Professor. Ric Holt, DC 2508, x37242
Organizational meeting. Monday, 4:00, September 10, 2012, DC3313
Meetings. Monday, 4:00-6:20, DC3313
Web site. http://plg.uwaterloo.ca/~holt/cs/746/12
Course cap (max size). 24
Description. This is a seminar course that reviews literature on software architecture.
Prerequisites. There is no formal course prerequisite. However, students are expected to be familiar with the problems of structuring large, complex software systems. Courses such as CS446 and CS445 may be useful background, but are not required. Some industrial experience may be helpful.
Seminar organization. The course will be run as a sequence of seminars in which papers relating to software architecture are discussed.
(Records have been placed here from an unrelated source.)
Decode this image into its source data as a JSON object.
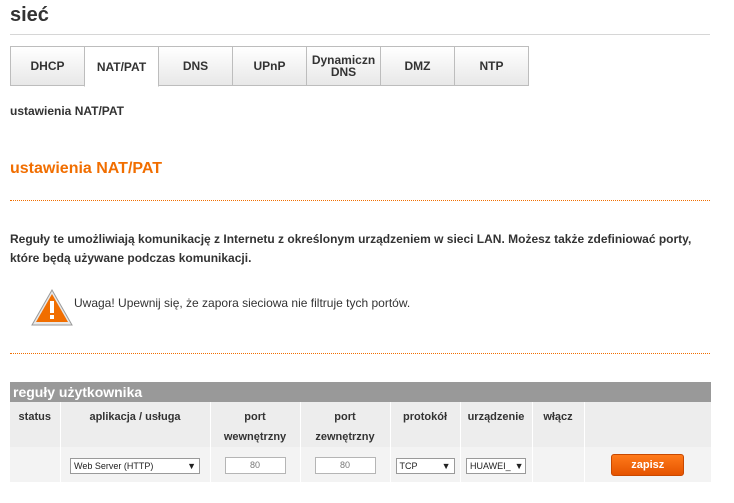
{
  "page": {
    "title": "sieć",
    "breadcrumb": "ustawienia NAT/PAT"
  },
  "tabs": [
    {
      "label": "DHCP",
      "active": false
    },
    {
      "label": "NAT/PAT",
      "active": true
    },
    {
      "label": "DNS",
      "active": false
    },
    {
      "label": "UPnP",
      "active": false
    },
    {
      "label": "Dynamiczn DNS",
      "active": false
    },
    {
      "label": "DMZ",
      "active": false
    },
    {
      "label": "NTP",
      "active": false
    }
  ],
  "section": {
    "title": "ustawienia NAT/PAT",
    "description": "Reguły te umożliwiają komunikację z Internetu z określonym urządzeniem w sieci LAN. Możesz także zdefiniować porty, które będą używane podczas komunikacji.",
    "warning": "Uwaga! Upewnij się, że zapora sieciowa nie filtruje tych portów."
  },
  "rules_table": {
    "title": "reguły użytkownika",
    "columns": {
      "status": "status",
      "service": "aplikacja / usługa",
      "internal_port": "port wewnętrzny",
      "external_port": "port zewnętrzny",
      "protocol": "protokół",
      "device": "urządzenie",
      "enable": "włącz"
    },
    "new_rule": {
      "service": "Web Server (HTTP)",
      "internal_port": "80",
      "external_port": "80",
      "protocol": "TCP",
      "device": "HUAWEI_",
      "save_label": "zapisz"
    }
  },
  "colors": {
    "accent": "#f16e00",
    "table_header": "#999999",
    "button": "#ff6a00"
  },
  "icons": {
    "warning": "warning-triangle-icon",
    "dropdown": "chevron-down-icon"
  }
}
Moderator. In a typical meeting of the class, we will discuss one to three papers. Beforehand, one class member, called the "moderator", will be chosen for each paper. The moderator will introduce the paper to the class, and make sure that the relevant points in the paper are clarified in the discussion. Points in the paper should be related to points in other papers. Ideally, there will be 20 minutes for the presentations, followed by a 10-15 minute discussion on the paper. Before the class, the moderator is to attempt to find and study the web pages of the article's author(s). On the day of the presentation, the moderator will send an electronic copy of his or her slides to the lecturer. The presentations are to be of professional quality with informative and attractive slides. See Hints on Presentations for ideas on improving your presentation.
Participation. All participants are to read each article before the meeting that discusses the article. All participants have the responsibility to see that they and other participants get the maximum benefit from the discussions.
Surveys of architecture. Each student will present a survey
1 or 2 software architectures from Part 2 of the Brown/Wilson book on software
(written) survey should generally follow the format of surveys as described
with the assignments. Each (oral)
presentation will be much the same as the presentation of papers, using slides. Generally you will have 20 minutes for the
actual presentation plus 10 minutes of
discussion. Be sure that your
presentation clearly describes the function of the software. Be sure your presentation is informative and
interesting. Submit the survey and
slides electronically by the beginning of the corresponding class.
Assignments. The course assignments are covered in a separate web page.
Project. Each student or team of students will do a project along the theme of software architecture. Ideally, this will involve practical work, such as investigating the architecture of an actual software system, or building demo tools for displaying software architecture structures. Some sample topics can be found at http://plg.uwaterloo.ca/~holt/cs/746/03/project.html .
Project presentation. Each student or team will present their project during the last few weeks of class. Presentations are to be professional quality, with well prepared slides, beginning with a clear statement of the area of interest, and proceeding to an easy-to-follow technical presentation. On the last day of class, each student or team is to turn in their project paper.
Text: The text for the fundamental material is Shaw and Garlan's book on Software Architecture. However, their book serves as background and does not cover the breadth of this course –you do not need to purchase this book. The free electronic book on Software Architecture Part 2) by Brown and Wilson will serve as a basis for surveys of the practice of software architecture.
Integrity: In order to maintain a culture of academic integrity, members of
Grievance: A student who believes that a decision affecting some aspect of his/her university life has been unfair or unreasonable may have grounds for initiating a grievance. Read Policy 70 - Student Petitions and Grievances, Section 4, http://www.adm.uwaterloo.ca/infosec/Policies/policy70.htm
Discipline: A student is expected to know what constitutes academic integrity, to avoid committing academic offenses, and to take responsibility for his/her actions. A student who is unsure whether an action constitutes an offense, or who needs help in learning how to avoid offenses (e.g., plagiarism, cheating) or about “rules” for group work/collaboration should seek guidance from the course professor, academic advisor, or the Undergraduate Associate Dean. When misconduct has been found to have occurred, disciplinary penalties will be imposed under Policy 71 – Student Discipline. For information on categories of offenses and types of penalties, students should refer to Policy 71 - Student Discipline, http://www.adm.uwaterloo.ca/infosec/Policies/policy71.htm
Avoiding Academic Offenses: Most students are unaware of the line between acceptable and unacceptable academic behaviour, especially when discussing assignments with classmates and using the work of other students. For information on commonly misunderstood academic offenses and how to avoid them, students should refer to the Faculty of Mathematics Cheating and Student Academic Discipline Policy, http://www.math.uwaterloo.ca/navigation/Current/cheating_policy.shtml
Appeals: A student may appeal the finding and/or penalty in a decision made under Policy 70 - Student Petitions and Grievances (other than regarding a petition) or Policy 71 - Student Discipline if a ground for an appeal can be established. Read Policy 72 - Student Appeals, http://www.adm.uwaterloo.ca/infosec/Policies/policy72.htm
Last revised 8 July 2012, RCH